al_lamberti_web_fc_1.jpegNearly a quarter-million students will be returning to school in Broward County on Monday, Aug. 22. The safety of all children is our number-one priority and it should be yours, too. Even if you do not have school-aged children, it is important to remember there are ways everyone can help keep our kids safe.

Drivers need to remember that Florida law prohibits passing, in either direction, a school bus that is stopped with its flashing lights activated. Drivers must also remember to slow down in school zones.  Driving slowly and carefully through school zones sharply reduces the risk of a tragic accident.

Anyone caught passing a stopped school bus or speeding in a school zone can expect a costly fine; the Broward Sheriff’s Office simply will not tolerate violations that could harm a child.

Remember, many students will be riding their bicycles or walking to school. Pay attention to crosswalks and areas near schools where children could potentially dart into the roadway. Being hit by a car is by far the greatest threat to any child walking or riding a bicycle to school.

Parents and guardians need to ensure their child is wearing a helmet; it’s the law. Helmets are the single most effective safety device for cyclists and greatly reduce the risk of death or critical injury.

Remind your child to always ride his or her bicycle with the flow of traffic and obey stop signs and traffic signals. Children should also stay on the sidewalk and only cross at crosswalks.

Now is a good time to remind your child to never, ever, stop to talk to strangers on the way to and from school and, most importantly, never get into any vehicle with a stranger. These could potentially be life-threatening. Again, even if you do not have school age children, if you see something suspicious near a school or playground, report it to 911 immediately.

If you have watched or listened to news reports lately, bullying among teens and young adults is a hot topic. Bullying is aggressive behavior that is intentional and involves an imbalance of power or strength. A child who is being bullied has a hard time defending himself or herself. Usually, bullying is repeated over time.
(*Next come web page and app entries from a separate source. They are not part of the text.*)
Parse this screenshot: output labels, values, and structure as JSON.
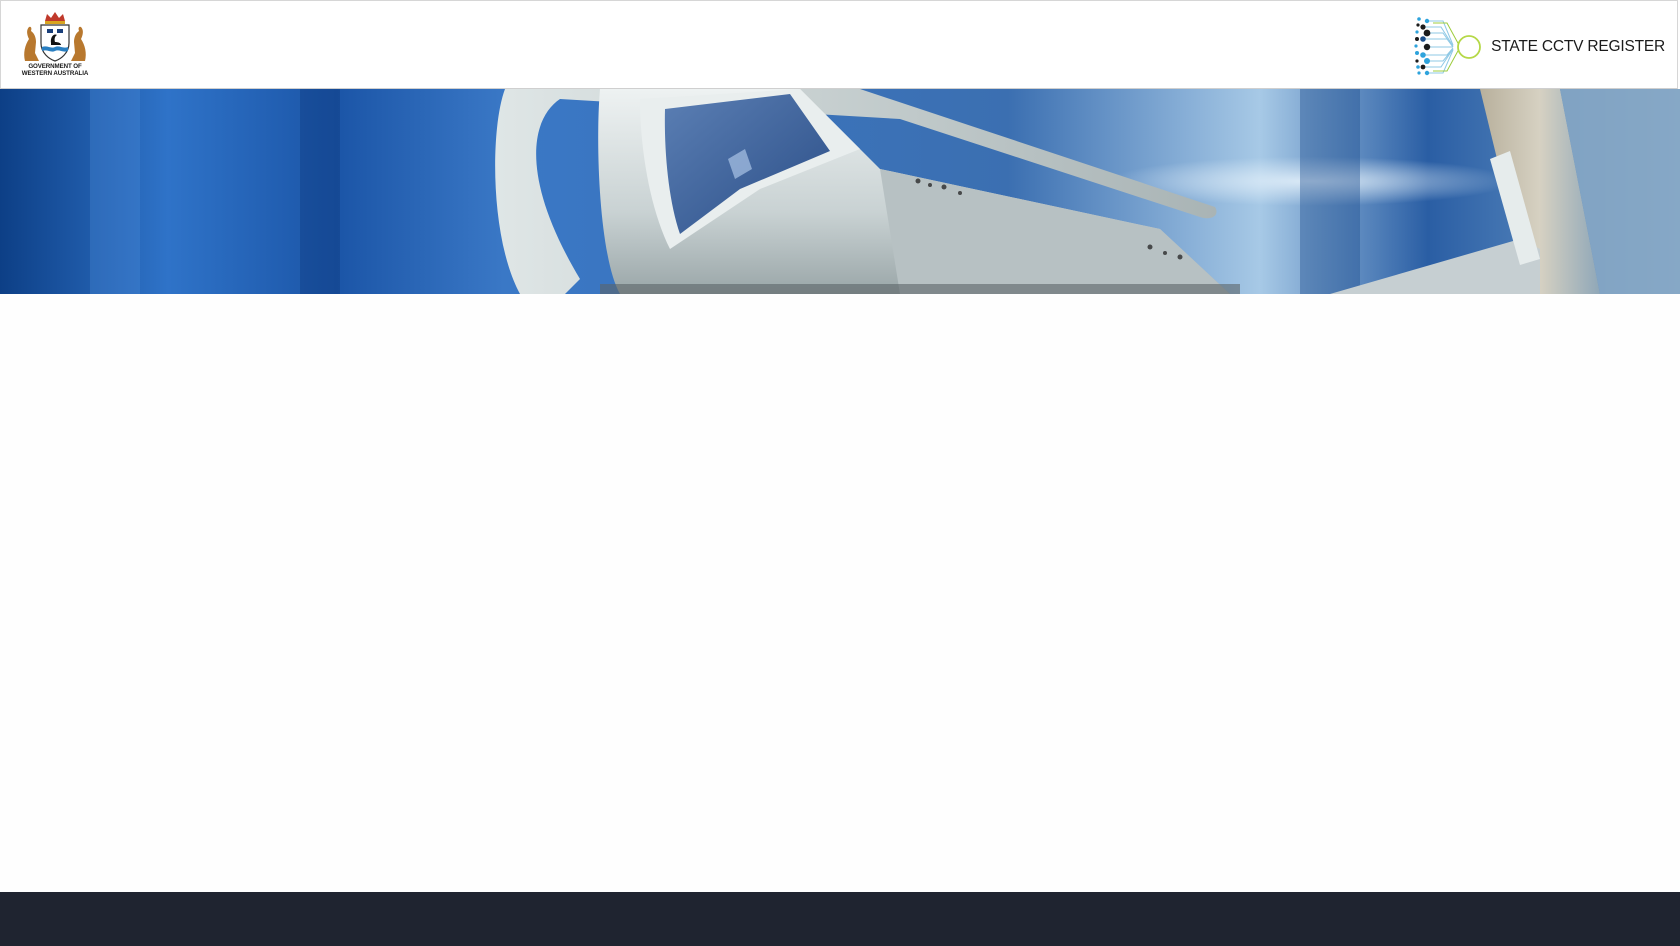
{
  "header": {
    "gov_logo": {
      "line1": "GOVERNMENT OF",
      "line2": "WESTERN AUSTRALIA",
      "icon": "wa-coat-of-arms-icon"
    },
    "site_logo": {
      "title": "STATE CCTV REGISTER",
      "icon": "state-cctv-register-logo-icon"
    }
  },
  "hero": {
    "image": "cctv-camera-banner"
  },
  "colors": {
    "footer_bg": "#1f2430",
    "logo_blue": "#2ea3dc",
    "logo_green": "#9ccc3c",
    "logo_dark": "#1c1c1c"
  }
}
Bullying can take many forms, such as physical, verbal, emotional and cyber-bullying. Signs that your child might be bullied are: torn clothes, loss of appetite, mood changes and/or a reluctance to go to school.

Bullying – whether or not it is happening to your child or a classmate – should be reported right away. You may make an anonymous report by calling the Broward School District’s emergency hotline at 754.321.0911.

By keeping safety in mind, we can all work together to make the 2011-2012 school year safe and successful.